RE: encodingStyle


thanks, that does help a lot, i'll try and rephrase my concern:

In WSDL 1.1. use='encoded' indicated two separate things: 

 - a restriction on the schema in the WSDL (no attributes, etc)
 - graph encoding (possible replacement of an element with id/idref)

AIUI the first will be covered in 2.0 by operationStyle=~/RPC/.

It is the second feature i'm puzzled by: what in WSDL 2.0 indicates how 
the infoset is encoded/decoded on the wire. I'd imagined that a binding 
specific 'encodingStyle' would identify which serialiser to employ:  
XML text, XML binary, MTOM, ASN1, section5 or whatever.

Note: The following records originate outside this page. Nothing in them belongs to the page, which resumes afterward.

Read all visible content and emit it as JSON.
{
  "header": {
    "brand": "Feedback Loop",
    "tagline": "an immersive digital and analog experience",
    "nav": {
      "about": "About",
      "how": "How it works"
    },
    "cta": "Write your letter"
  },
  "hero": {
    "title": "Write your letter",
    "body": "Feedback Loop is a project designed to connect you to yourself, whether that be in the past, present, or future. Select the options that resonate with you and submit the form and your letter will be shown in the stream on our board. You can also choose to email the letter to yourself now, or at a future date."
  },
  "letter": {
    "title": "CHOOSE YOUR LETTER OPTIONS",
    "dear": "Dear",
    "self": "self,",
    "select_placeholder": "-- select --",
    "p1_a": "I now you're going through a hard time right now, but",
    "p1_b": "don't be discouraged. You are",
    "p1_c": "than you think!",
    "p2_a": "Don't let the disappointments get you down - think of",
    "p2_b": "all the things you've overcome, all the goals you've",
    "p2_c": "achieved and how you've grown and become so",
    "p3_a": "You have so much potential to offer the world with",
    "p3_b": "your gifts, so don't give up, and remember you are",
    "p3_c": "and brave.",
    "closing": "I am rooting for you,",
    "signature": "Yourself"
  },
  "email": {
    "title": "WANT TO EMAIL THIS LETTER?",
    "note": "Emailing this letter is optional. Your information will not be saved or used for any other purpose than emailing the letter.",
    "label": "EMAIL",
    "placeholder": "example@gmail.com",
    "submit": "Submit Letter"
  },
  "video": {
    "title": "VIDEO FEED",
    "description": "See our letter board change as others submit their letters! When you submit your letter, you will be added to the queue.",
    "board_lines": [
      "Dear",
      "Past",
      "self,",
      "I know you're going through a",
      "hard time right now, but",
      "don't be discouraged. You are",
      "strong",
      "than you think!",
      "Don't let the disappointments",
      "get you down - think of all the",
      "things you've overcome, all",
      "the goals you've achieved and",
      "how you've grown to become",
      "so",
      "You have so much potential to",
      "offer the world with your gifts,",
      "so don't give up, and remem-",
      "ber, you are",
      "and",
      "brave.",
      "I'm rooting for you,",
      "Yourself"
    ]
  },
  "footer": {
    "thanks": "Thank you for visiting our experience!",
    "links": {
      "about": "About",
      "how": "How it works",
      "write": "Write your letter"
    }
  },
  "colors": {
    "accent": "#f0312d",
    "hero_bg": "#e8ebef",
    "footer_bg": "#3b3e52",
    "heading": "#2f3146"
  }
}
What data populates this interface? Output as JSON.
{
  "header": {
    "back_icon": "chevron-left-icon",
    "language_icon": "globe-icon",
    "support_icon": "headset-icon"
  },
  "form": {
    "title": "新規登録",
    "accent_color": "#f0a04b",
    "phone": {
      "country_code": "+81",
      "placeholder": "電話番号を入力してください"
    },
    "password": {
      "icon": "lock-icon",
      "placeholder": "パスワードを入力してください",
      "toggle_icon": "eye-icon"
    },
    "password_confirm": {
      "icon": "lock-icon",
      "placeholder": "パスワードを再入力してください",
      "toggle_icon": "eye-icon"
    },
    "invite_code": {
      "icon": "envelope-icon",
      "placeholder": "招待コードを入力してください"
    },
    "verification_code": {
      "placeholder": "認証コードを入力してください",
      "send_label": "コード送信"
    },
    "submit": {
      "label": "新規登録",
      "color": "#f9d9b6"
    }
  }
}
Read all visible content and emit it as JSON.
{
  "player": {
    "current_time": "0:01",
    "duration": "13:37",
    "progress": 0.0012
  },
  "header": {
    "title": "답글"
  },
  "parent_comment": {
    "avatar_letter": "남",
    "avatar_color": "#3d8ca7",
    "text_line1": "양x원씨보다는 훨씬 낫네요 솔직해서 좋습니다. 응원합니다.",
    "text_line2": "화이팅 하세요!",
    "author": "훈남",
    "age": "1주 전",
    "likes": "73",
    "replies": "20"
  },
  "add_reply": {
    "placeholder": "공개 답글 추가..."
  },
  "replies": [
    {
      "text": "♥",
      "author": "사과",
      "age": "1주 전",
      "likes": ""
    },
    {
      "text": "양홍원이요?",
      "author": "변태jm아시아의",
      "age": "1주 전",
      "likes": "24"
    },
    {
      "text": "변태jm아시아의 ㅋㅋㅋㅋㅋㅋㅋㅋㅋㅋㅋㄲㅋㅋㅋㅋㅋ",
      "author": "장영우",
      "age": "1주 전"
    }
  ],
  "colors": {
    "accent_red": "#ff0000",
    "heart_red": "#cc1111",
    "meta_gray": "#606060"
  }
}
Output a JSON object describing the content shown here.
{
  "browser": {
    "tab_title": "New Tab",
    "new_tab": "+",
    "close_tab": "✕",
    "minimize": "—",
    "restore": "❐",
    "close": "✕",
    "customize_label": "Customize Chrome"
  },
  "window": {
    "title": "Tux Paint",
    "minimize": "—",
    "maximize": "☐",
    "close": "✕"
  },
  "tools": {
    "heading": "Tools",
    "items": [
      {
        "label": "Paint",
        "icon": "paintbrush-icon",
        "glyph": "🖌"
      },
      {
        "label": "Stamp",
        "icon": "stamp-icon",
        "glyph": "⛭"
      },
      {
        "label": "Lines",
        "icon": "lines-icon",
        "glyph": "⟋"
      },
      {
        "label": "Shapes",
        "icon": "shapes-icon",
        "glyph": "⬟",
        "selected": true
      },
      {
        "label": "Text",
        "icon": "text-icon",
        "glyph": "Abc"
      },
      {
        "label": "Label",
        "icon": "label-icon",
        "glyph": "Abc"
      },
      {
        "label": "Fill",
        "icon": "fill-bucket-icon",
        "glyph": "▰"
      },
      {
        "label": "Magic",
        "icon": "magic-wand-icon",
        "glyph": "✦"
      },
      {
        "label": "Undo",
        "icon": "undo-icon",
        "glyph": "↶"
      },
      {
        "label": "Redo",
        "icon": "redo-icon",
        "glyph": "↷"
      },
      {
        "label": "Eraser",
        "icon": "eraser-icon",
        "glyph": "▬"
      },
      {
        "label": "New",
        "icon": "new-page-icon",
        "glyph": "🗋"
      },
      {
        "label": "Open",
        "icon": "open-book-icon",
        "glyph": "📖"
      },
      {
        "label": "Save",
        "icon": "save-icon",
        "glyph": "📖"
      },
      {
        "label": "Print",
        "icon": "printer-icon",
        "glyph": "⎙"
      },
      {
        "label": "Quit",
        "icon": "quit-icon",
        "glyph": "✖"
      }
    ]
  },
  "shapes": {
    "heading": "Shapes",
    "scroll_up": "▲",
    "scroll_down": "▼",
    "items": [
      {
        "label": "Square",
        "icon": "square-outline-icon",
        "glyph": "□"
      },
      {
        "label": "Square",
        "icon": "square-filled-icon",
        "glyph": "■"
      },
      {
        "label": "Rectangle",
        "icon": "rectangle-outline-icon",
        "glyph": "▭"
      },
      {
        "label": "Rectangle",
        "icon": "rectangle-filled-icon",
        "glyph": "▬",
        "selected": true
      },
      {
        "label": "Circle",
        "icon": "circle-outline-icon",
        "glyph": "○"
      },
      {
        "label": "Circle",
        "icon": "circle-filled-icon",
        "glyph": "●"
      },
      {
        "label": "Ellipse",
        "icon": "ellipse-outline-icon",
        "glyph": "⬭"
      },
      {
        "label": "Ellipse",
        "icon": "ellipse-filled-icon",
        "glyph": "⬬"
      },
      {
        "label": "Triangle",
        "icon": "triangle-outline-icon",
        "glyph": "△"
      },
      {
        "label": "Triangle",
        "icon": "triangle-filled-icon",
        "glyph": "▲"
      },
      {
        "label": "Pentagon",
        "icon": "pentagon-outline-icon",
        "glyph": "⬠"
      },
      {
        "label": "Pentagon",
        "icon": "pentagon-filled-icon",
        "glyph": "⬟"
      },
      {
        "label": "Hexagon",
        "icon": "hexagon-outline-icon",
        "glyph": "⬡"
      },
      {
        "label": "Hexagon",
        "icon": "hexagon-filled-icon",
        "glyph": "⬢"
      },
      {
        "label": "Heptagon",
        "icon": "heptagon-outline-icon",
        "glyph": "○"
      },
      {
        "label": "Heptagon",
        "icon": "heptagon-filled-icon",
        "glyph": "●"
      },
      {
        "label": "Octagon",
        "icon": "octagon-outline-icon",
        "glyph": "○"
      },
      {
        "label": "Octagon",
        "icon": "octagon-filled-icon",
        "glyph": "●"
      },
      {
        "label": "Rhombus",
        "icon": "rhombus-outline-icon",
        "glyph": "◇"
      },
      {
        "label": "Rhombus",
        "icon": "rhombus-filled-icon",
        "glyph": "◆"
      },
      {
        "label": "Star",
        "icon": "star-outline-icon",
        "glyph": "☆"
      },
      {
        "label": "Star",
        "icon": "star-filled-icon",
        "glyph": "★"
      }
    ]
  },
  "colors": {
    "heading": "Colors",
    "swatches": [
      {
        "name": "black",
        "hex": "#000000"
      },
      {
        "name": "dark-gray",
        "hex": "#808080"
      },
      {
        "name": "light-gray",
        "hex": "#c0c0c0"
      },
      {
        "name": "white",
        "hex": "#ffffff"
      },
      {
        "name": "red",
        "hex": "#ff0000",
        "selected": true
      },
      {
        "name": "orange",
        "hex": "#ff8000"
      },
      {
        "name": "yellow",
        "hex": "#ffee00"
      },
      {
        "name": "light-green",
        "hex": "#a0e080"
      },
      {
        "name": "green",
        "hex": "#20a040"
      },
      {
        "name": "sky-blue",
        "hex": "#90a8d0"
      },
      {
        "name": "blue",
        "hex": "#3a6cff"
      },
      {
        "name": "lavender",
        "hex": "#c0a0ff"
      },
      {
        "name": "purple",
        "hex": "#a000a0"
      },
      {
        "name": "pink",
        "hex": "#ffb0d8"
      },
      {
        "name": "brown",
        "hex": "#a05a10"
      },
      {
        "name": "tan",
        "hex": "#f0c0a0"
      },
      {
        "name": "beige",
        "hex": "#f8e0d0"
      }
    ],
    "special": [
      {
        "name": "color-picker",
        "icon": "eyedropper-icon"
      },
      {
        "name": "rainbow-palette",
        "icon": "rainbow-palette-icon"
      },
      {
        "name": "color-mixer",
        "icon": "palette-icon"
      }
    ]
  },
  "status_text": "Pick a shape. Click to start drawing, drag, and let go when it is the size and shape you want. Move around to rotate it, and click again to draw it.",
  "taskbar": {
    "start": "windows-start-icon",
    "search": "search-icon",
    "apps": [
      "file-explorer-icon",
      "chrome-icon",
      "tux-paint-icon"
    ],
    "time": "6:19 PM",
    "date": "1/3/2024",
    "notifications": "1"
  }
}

I gathered on the call that MTOM would have a flag in the schema, which
in my mind precludes different serialisations being used in different 
bindings for the same message ?


-----Original Message-----
From: Glen Daniels []
Sent: 08 January 2004 18:01
To: Downey,PS,Paul,XSJ67A C;
Subject: RE: encodingStyle

Hi Paul! 

> As I now understand it, in WSDL 2.0 the schema employed to 
> describe the data being exchanged will also describe the 
> actual serialisation of the data 'on the wire'.

This is not in fact the case.  The schema describes the infoset which
will be "rehydrated" at the receiving end, no matter the serialization.
Depending on where we end up going with things like soap:header, that
might not even exactly be true either (though I hope it remains so).

> Doesn't this remove the ability for the same infoset to be 
> exchanged using different serialisations:  XML text, MTOM, or 
> whatever and necessitate a new schema /language/ just to 
> support a different message encoding ? 

I don't believe so, no.

> It seems to me that there was real benefit in encodingStyle: 
> multiple bindings could easily present the same data but 
> exchanged over different transports *and* serialisations.

The benefit to encodingStyle was that you could rely on the schema
looking a particular way (elements, no attributes, etc) and that you
could know that any given element's content might be replaced with an
href="" attribute.


Received on Friday, 9 January 2004 05:14:40 UTC